Dropbox Bandaid microservice reverse proxy/Sevice Mesh proxy analysis

Dropbox Bandaid microservice reverse proxy/Sevice Mesh proxy analysis

Dropbox Bandaid microservice reverse proxy/Sevice Mesh proxy analysis

With the widespread popularity of microservice architecture, many companies will use or develop their own API Gateway, and even use Service Mesh for internal services. Recently, I saw an article from Dropbox introducing its internal service proxy Bandaid: Meet Bandaid, the Dropbox service proxy. I have to say that the design details are always its unicorn style, which is very rewarding, and there is also a certain way to improve our own designed proxy. Here is a simple post-reading note. (Dropbox was listed on the U.S. stock market not long ago. It is one of the few steadily rising stocks, I personally invested some money in it. Another sentence: The stock market is risky, and investment must be cautious.)

The background of the Bandaid

Bandaid has evolved from the company’s internal reverse proxy service and is implemented in Golang.

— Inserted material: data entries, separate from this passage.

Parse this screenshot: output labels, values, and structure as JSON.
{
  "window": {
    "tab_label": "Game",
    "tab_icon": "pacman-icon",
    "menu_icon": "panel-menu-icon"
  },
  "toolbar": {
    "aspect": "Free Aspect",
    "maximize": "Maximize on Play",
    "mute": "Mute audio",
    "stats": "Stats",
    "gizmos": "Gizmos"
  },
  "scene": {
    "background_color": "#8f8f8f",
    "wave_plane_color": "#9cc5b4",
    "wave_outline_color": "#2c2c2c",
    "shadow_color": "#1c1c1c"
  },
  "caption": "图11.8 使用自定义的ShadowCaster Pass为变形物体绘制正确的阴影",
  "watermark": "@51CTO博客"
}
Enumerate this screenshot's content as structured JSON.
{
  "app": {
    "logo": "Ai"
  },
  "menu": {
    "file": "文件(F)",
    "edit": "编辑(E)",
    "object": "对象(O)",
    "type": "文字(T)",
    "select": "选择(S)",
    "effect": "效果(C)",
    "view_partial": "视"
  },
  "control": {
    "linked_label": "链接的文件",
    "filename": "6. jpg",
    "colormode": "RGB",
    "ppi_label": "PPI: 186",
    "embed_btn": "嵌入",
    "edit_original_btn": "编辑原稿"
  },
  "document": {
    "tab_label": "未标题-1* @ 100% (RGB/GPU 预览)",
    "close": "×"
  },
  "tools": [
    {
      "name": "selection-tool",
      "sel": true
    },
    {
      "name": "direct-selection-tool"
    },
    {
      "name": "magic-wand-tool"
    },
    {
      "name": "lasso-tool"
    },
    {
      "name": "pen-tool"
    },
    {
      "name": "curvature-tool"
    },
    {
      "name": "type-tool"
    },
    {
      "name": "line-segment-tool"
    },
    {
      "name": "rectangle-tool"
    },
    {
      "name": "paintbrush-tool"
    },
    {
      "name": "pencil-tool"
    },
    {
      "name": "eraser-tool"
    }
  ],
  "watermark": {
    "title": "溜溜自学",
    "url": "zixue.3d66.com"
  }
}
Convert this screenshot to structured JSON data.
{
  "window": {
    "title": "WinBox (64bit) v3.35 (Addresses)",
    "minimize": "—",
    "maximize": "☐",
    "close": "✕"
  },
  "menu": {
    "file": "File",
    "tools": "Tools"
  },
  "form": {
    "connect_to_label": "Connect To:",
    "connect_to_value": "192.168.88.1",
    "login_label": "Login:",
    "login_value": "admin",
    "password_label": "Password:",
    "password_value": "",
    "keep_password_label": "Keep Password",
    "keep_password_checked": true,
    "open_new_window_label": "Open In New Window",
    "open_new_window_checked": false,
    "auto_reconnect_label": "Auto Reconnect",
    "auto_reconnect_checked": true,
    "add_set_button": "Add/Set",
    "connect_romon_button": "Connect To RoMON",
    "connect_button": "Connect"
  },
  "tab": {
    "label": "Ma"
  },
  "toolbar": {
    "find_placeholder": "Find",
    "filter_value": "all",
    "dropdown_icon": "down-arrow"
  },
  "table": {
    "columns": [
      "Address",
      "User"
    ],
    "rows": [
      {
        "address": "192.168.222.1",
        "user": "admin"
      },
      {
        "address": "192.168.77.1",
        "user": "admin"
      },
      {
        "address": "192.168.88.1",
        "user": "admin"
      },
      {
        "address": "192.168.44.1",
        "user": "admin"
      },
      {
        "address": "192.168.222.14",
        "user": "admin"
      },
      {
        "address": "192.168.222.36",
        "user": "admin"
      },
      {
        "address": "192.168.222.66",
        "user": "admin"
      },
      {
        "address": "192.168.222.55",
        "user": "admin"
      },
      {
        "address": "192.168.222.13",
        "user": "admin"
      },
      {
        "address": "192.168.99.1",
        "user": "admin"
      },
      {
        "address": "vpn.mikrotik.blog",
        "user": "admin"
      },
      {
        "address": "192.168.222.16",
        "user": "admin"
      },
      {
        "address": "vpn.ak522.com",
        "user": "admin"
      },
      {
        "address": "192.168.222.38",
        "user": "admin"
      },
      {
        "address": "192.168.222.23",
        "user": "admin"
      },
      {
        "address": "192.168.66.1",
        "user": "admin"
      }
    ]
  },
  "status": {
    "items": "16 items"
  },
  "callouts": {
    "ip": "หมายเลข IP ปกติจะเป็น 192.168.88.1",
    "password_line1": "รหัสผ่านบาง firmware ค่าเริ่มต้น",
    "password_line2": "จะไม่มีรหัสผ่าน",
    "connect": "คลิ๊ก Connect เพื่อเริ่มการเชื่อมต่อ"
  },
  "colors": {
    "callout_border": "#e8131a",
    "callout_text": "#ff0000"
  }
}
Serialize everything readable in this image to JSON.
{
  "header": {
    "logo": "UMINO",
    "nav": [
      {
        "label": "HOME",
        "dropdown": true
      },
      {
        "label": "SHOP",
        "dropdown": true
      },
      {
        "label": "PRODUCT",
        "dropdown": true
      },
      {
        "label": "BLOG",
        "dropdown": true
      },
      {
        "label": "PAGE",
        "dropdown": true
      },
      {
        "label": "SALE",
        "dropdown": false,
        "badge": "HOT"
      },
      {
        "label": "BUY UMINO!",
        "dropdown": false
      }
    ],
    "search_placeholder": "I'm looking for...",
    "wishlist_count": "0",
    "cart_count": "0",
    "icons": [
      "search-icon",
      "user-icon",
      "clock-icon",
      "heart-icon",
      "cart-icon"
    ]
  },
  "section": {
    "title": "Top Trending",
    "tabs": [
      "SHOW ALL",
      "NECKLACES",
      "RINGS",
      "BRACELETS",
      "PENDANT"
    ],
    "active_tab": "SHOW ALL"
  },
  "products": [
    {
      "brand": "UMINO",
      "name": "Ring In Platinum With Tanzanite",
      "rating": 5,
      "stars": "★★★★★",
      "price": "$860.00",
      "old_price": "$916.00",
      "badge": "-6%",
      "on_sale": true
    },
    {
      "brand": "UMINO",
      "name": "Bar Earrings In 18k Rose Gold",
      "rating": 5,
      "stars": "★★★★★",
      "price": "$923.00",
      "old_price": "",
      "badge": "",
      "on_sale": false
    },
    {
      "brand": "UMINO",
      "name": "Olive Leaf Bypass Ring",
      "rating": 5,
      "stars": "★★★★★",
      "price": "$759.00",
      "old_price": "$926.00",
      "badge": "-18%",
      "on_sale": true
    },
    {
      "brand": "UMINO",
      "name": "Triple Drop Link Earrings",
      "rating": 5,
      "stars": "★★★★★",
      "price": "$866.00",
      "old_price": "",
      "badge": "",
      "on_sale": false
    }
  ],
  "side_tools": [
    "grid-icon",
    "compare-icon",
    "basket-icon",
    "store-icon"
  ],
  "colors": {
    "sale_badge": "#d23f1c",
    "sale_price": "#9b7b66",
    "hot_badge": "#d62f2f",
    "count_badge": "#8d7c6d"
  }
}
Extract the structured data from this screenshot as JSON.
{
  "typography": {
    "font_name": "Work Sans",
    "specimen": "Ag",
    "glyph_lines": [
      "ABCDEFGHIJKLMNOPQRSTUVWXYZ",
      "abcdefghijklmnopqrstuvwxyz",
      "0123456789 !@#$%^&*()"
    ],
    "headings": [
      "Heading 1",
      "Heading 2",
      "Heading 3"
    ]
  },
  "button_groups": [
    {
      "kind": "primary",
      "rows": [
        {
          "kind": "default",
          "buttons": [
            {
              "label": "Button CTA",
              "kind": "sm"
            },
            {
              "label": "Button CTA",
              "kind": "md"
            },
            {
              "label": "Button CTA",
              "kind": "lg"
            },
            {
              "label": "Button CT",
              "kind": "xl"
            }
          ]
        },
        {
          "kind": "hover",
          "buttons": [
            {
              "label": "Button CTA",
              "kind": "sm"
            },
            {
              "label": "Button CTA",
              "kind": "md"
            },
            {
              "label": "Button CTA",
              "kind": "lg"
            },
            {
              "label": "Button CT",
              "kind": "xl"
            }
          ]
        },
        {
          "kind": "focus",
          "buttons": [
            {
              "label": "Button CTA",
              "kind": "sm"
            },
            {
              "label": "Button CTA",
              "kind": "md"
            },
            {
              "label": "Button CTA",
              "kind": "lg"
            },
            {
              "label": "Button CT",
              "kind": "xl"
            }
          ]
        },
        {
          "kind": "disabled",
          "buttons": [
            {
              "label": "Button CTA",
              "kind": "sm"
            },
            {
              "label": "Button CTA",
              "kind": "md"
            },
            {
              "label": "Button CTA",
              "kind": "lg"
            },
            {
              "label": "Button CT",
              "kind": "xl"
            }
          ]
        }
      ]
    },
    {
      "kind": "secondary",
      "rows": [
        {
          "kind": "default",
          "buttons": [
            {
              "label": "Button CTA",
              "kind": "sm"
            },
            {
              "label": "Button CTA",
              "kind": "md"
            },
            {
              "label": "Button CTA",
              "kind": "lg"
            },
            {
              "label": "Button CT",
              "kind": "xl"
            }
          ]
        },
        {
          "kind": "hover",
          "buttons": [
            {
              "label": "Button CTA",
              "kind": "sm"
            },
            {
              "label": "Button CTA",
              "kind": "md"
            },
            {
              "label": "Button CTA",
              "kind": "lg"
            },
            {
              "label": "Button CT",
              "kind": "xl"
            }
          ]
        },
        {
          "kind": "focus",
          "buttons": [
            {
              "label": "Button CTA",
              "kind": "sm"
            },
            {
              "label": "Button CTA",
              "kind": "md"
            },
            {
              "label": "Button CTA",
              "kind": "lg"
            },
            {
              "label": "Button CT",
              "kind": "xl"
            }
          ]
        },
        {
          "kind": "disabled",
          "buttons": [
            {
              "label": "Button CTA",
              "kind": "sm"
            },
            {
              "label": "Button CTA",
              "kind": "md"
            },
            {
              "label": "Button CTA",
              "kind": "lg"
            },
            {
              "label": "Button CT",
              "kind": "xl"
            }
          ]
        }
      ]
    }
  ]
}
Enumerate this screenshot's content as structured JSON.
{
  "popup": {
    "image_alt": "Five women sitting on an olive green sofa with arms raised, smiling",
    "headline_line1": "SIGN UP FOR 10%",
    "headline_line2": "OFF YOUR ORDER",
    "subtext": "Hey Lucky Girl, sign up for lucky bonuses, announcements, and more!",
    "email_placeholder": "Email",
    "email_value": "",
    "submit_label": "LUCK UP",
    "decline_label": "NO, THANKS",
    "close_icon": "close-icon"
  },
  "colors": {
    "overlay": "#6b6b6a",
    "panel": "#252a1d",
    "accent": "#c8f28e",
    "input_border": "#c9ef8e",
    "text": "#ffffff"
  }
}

There are many mature solutions for reverse proxy, and the main reasons for choosing self-development that technology are as follows:

Better integration with internal infrastructure.

Can reuse the company’s internal basic library (better integration with internal code).

Reduce external dependence, the team can flexibly develop on demand.

More suitable for some special use scenarios in the company.

Most of the above factors are basically the same as our considerations when developing microservice components. This was also our concern when we did not use Go kit toolkits to transform the architecture of microservices. Of course, there were no such tool chains at that time.

Features of Bandaid

Support multiple load balancing strategies (round-robin, least N random choices, absolute least connection, pinning peer)

Support https to http

Upstream and downstream support http2

Routing rewrite

Cache request and response

Logical isolation at the host level

Configure hot reload

Service discovery

Routing information statistics

Support gRPC proxy

Support HTTP/gRPC health check

Traffic supports distribution by weight and canary testing

Full of load balancing strategies, as well as support for HTTP/2 and gRPC examples highlights. You know, nginx only supports gRPC from 1.13.10. On the other hand, from the perspective of supported features, if the requirements are not particularly high, it is also quite good to directly use it as a Service Mesh. And because it is developed using Go, for the team that is already using Go as the technology stack, whether it is using or secondary development, the threshold and learning cost are very low.

Bandaid design analysis


Request queue design


The received request is processed according to LIFO last in first out method. This design is a bit counter-intuitive, but it is reasonable: In most cases, the queue should be empty or nearly empty. Therefore, LIFO’s strategy does not deteriorate the maximum waiting time of the queue.

According to the service type, the priority and length of the queue can be configured. It is very convenient to implement service current limiting, service degradation and fuse. Bandaid adopts the strategy of always receiving TCP connections and handing over the connections to user mode management. Combining LIFO has a big advantage: Compared with the kernel mode management connection, if the client accidentally closes the TCP connection after sending the request, Bandaid cannot get the error right away. The error will be triggered when the request is read, and then the response is written after the request is processed. Found that the connection has actually been closed. Therefore, processing such requests is unnecessary consumption of server resources. With LIFO and user mode management connections, Bandaid can drop such requests to a certain extent according to the configured timeout strategy, reducing the number of processing such “dead requests”.

Worker design

Worker adopts a fixed-size work pool design. On the one hand, it can precisely control the number of concurrency. On the other hand, it also avoids the overhead of frequently creating workers. However, the article also admits that the size of the pool needs to be carefully considered in conjunction with the business when setting it, otherwise the server resources may not be fully utilized, and the service degradation may be triggered by mistake. Workers support processing according to priority and weight when processing requests in the queue. Therefore, canary release and logical upstream isolation can be realized very easily.


Load balancing strategy

RR: just like evenly sprinkle pepper in your spaghetti. The advantage is that it is simple enough, but the disadvantage is that the number of different back-end service instances, and the difference in interface processing time are not considered, which will cause a large number of Bandaid service resources to be consumed by a very small number of slow services and interfaces.

Least N Random choices: First randomly select N candidate upstream hosts, and then select the host with the least number of connections (think of the lowest current load) as the final target host.


This method works well most of the time, but it will fail for small services that fail quickly. Because this service has a high probability of being selected, it does not mean that its current load is low. The way to mitigate this strategy is absolute least connection.

Absolute Least Connection: Select the host with the least number of connections from the global host as the target host. alc


From the perspective of Bandaid’s design, whether it is a reverse proxy or a service mesh, it has good potential. However, the Dropbox team has not disclosed Bandaid performance test data, and the code has not yet been open source. Therefore, we may have to wait for a while for fully explore the Bandid.

ref: liudanking.com